As we emerge above tree-line for good, the mud ends but the grade increases.  I am surprised but happy to see Matthew for the first time since the start of the race.  It seems like he is much closer to me than in reality, due to the fact everything is wide open now and there are a number of switch-back as well.  There are many sections with 30+% grade, and these are all hikes for me.  I'm getting tired, and in this section, I am passed by one, two, now three male runners.  Ugh.  They all appear much younger than me, but I still feel everyone in the entire race is about to pass me.   I keep thinking the peak in view must be the top, but we ascend false summit after false summit.  On one of the last of these steep climbs, as we're headed into the clouds, the 2nd woman passes me.  She is visiting here from Russia, and ran the famed and insane Mount Marathon earlier in the week.
One of many open sections of trail above tree line.
(Matthew on left; unknown runner at right)

Stunning views of Knik Glacier and snow-covered mountains
were visible through much of the upper sections of the course.

The course threw in a few technical sections
for good measure.

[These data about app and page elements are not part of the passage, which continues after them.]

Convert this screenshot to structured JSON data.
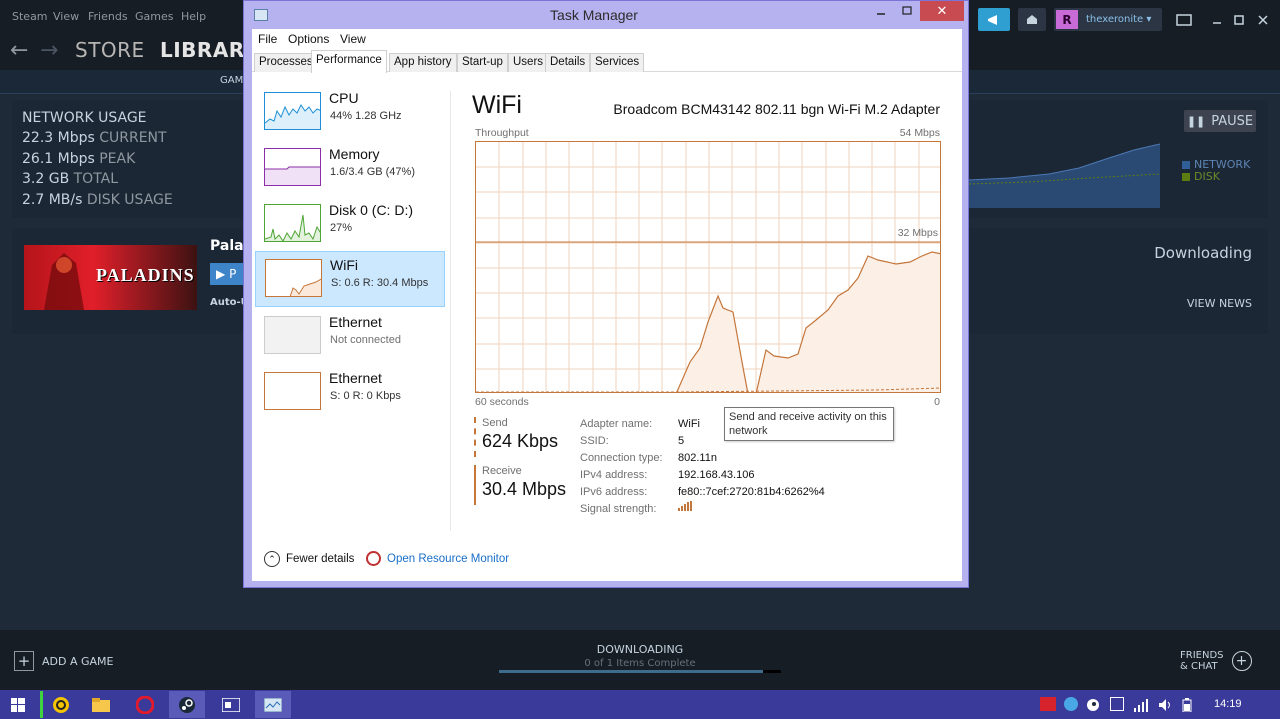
{
  "steam": {
    "menu": [
      "Steam",
      "View",
      "Friends",
      "Games",
      "Help"
    ],
    "nav": {
      "store": "STORE",
      "library": "LIBRARY",
      "sub_partial": "GAM"
    },
    "user": {
      "name": "thexeronite ▾",
      "avatar_letter": "R"
    },
    "network": {
      "title": "NETWORK USAGE",
      "current_value": "22.3 Mbps",
      "current_label": "CURRENT",
      "peak_value": "26.1 Mbps",
      "peak_label": "PEAK",
      "total_value": "3.2 GB",
      "total_label": "TOTAL",
      "disk_value": "2.7 MB/s",
      "disk_label": "DISK USAGE",
      "pause": "PAUSE",
      "legend_network": "NETWORK",
      "legend_disk": "DISK"
    },
    "download": {
      "game_title": "Palad",
      "game_logo": "PALADINS",
      "play_partial": "P",
      "auto_update": "Auto-Up",
      "status": "Downloading",
      "view_news": "VIEW NEWS"
    },
    "bottom": {
      "add_game": "ADD A GAME",
      "downloading": "DOWNLOADING",
      "items": "0 of 1 Items Complete",
      "friends_line1": "FRIENDS",
      "friends_line2": "& CHAT"
    }
  },
  "task_manager": {
    "title": "Task Manager",
    "menu": [
      "File",
      "Options",
      "View"
    ],
    "tabs": [
      "Processes",
      "Performance",
      "App history",
      "Start-up",
      "Users",
      "Details",
      "Services"
    ],
    "active_tab": "Performance",
    "sidebar": [
      {
        "name": "CPU",
        "sub": "44%  1.28 GHz"
      },
      {
        "name": "Memory",
        "sub": "1.6/3.4 GB (47%)"
      },
      {
        "name": "Disk 0 (C: D:)",
        "sub": "27%"
      },
      {
        "name": "WiFi",
        "sub": "S: 0.6  R: 30.4 Mbps"
      },
      {
        "name": "Ethernet",
        "sub": "Not connected"
      },
      {
        "name": "Ethernet",
        "sub": "S: 0  R: 0 Kbps"
      }
    ],
    "selected": "WiFi",
    "detail": {
      "title": "WiFi",
      "adapter": "Broadcom BCM43142 802.11 bgn Wi-Fi M.2 Adapter",
      "throughput_label": "Throughput",
      "max_label": "54 Mbps",
      "mid_label": "32 Mbps",
      "time_label": "60 seconds",
      "zero_label": "0",
      "tooltip": "Send and receive activity on this network",
      "send_label": "Send",
      "send_value": "624 Kbps",
      "receive_label": "Receive",
      "receive_value": "30.4 Mbps",
      "props": [
        {
          "label": "Adapter name:",
          "value": "WiFi"
        },
        {
          "label": "SSID:",
          "value": "5"
        },
        {
          "label": "Connection type:",
          "value": "802.11n"
        },
        {
          "label": "IPv4 address:",
          "value": "192.168.43.106"
        },
        {
          "label": "IPv6 address:",
          "value": "fe80::7cef:2720:81b4:6262%4"
        },
        {
          "label": "Signal strength:",
          "value": ""
        }
      ]
    },
    "footer": {
      "fewer": "Fewer details",
      "monitor": "Open Resource Monitor"
    }
  },
  "taskbar": {
    "clock": "14:19"
  },
  "colors": {
    "steam_bg": "#1b2838",
    "tm_accent": "#c4763b",
    "network_legend": "#2f5f96",
    "disk_legend": "#5c7e10"
  }
}
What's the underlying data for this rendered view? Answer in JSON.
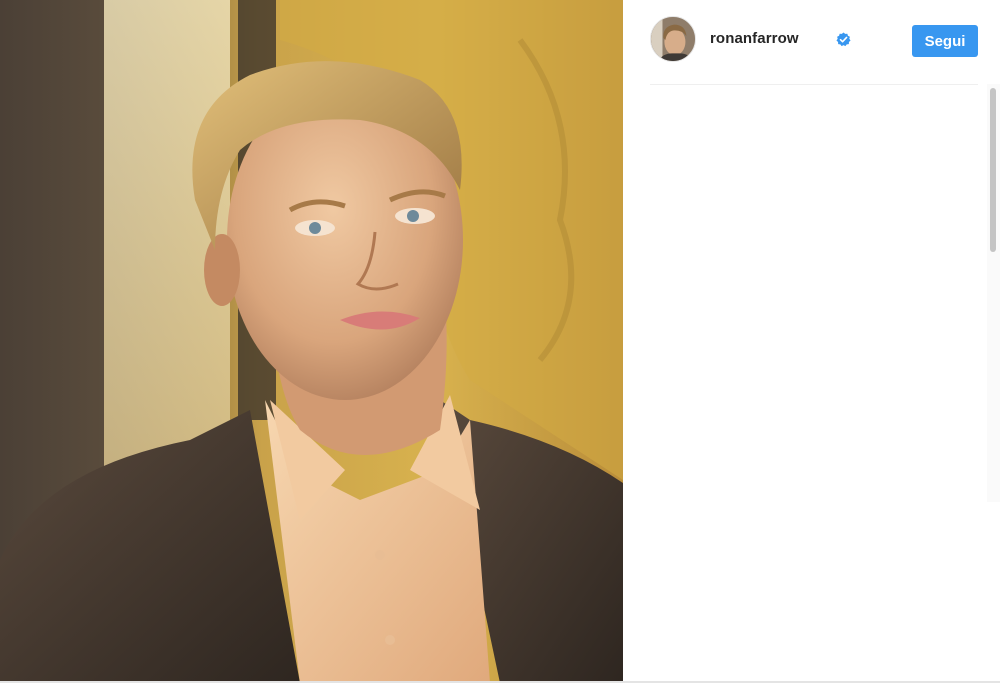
{
  "post": {
    "photo_name": "portrait-photo",
    "author": {
      "username": "ronanfarrow",
      "verified": true
    },
    "follow_label": "Segui"
  },
  "colors": {
    "accent": "#3897f0",
    "text": "#262626",
    "divider": "#efefef"
  },
  "icons": {
    "verified": "verified-badge-icon"
  }
}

Mile 3.5 to finish - ridge running:  I didn't know it at the time, but the final mile or so is along a ridge, which while still going up, has leveled off considerably in grade.  This is very runnable and run!  We pass a small patch of snow, which I remind myself to stop and photograph on the way down, but it won't be necessary as the snow patches are appearing in increasing frequency and size now.  I keep the Russian woman in sight, and surprise, no one else passes me as I run most of this session.

Snow fields alongside the trail.
Finally I am seeing and hearing more people and know that I am very close to the top and finish.  The finish line comes into sight and I cross with a big smile on my face.  I catch my breath for a moment before catching up with Matthew. What an experience!  I made it! 

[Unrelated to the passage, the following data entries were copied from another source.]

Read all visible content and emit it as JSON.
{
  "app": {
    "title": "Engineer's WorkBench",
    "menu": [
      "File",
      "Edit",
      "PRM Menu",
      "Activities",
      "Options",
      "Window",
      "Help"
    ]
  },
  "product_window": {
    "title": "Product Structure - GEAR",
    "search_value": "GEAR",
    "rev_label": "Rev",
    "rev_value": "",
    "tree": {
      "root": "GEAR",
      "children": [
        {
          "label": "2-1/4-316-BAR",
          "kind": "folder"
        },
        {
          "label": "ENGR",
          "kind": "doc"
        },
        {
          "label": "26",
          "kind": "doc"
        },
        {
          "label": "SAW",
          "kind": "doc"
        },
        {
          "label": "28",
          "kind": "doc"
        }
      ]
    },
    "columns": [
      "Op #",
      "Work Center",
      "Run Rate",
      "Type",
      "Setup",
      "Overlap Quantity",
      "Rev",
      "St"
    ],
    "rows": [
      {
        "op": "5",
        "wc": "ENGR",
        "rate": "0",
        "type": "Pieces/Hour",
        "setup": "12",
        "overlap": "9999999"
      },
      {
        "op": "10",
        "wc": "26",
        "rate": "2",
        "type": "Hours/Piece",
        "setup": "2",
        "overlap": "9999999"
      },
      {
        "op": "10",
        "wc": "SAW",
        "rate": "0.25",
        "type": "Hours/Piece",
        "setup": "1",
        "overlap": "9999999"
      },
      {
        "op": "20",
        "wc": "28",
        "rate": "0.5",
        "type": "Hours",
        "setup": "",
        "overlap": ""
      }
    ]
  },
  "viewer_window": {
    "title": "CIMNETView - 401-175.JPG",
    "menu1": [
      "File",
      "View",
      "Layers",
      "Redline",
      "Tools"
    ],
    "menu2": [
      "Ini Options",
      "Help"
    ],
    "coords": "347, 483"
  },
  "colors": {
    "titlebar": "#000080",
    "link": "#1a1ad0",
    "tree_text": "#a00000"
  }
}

Runners on final ascent, very close to finish.
Finish line in sight (opposite red tent).
Isn't the volunteer dog cool?
The finish line! 
Red tape between two makeshift cairns.
Note the volunteers bundled up in winter jackets, hats, and gloves.  It's
cold up here!
We were originally told there would be limited water at the top, but the volunteers tell us there is plenty of water as they are pumping it from a nearby natural water source.  Cold and delicious water!  We hung around for a few minutes snapping pics but quickly got cold, ate the finish line food of one Snickers bar per runner (recommended to avoid bonking on way down), had another water, and started out jaunt down.
Snowfield at the finish line!
Yes, the snow is deep!  Awesome!

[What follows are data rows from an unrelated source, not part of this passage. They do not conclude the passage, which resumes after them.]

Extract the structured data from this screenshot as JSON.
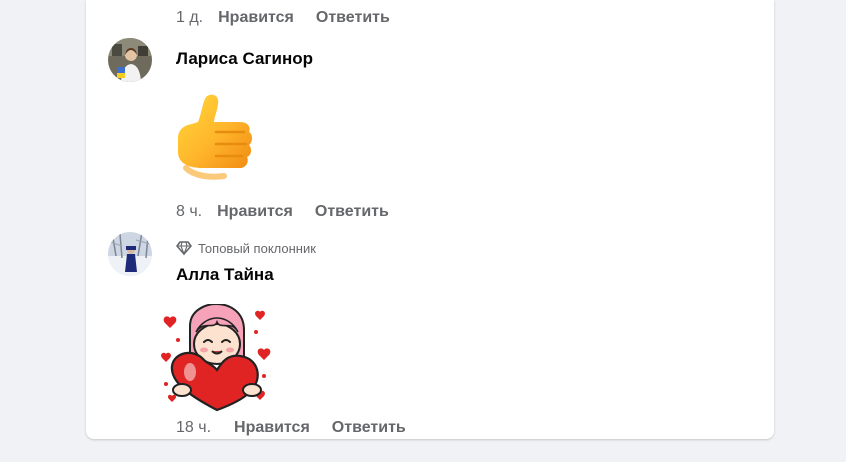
{
  "comments": [
    {
      "time": "1 д.",
      "like_label": "Нравится",
      "reply_label": "Ответить"
    },
    {
      "author": "Лариса Сагинор",
      "sticker_icon": "thumbs-up-emoji",
      "time": "8 ч.",
      "like_label": "Нравится",
      "reply_label": "Ответить"
    },
    {
      "badge": "Топовый поклонник",
      "badge_icon": "diamond-icon",
      "author": "Алла Тайна",
      "sticker_icon": "girl-holding-heart-sticker",
      "time": "18 ч.",
      "like_label": "Нравится",
      "reply_label": "Ответить"
    }
  ],
  "colors": {
    "page_background": "#f0f2f5",
    "card_background": "#ffffff",
    "secondary_text": "#65676b",
    "primary_text": "#050505",
    "heart_red": "#e02424"
  }
}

Final results: 1:33:10.  17th overall, 15th male.  Write-up and results here.   Full results here.
The return of 4.5 miles and 5,300' net loss was tiring on the legs, but obviously easier on the legs and other than stopping for pics and getting a water at the water stop, ran the entire distance.  At the bottom, plenty of food and assorted drinks awaited us.  All for our $5 entry fee!  Just an epic race!  One of the hardest and most exhilarating adventures I have ever done.  Life is short.  So glad we did this!  As someone at the race mentioned, it's going to be hard to go back to running road 5Ks after this!
Badge of honor:  Matthew's mud-spattered legs and shoes at end of trail.


  1. Sounds like an incredible and difficult race. I'm glad you guys had the opportunity to do it.

  2. Your smile in the last picture tells the story. Both sound awesome the Pioneer Ridge Vertical Mile sounds amazing. I'm glad you played spectator a little bit and took some pictures to share with the rest of us flat landers. Congratulations on some great adventures and a spectacular Walker Family Vacation!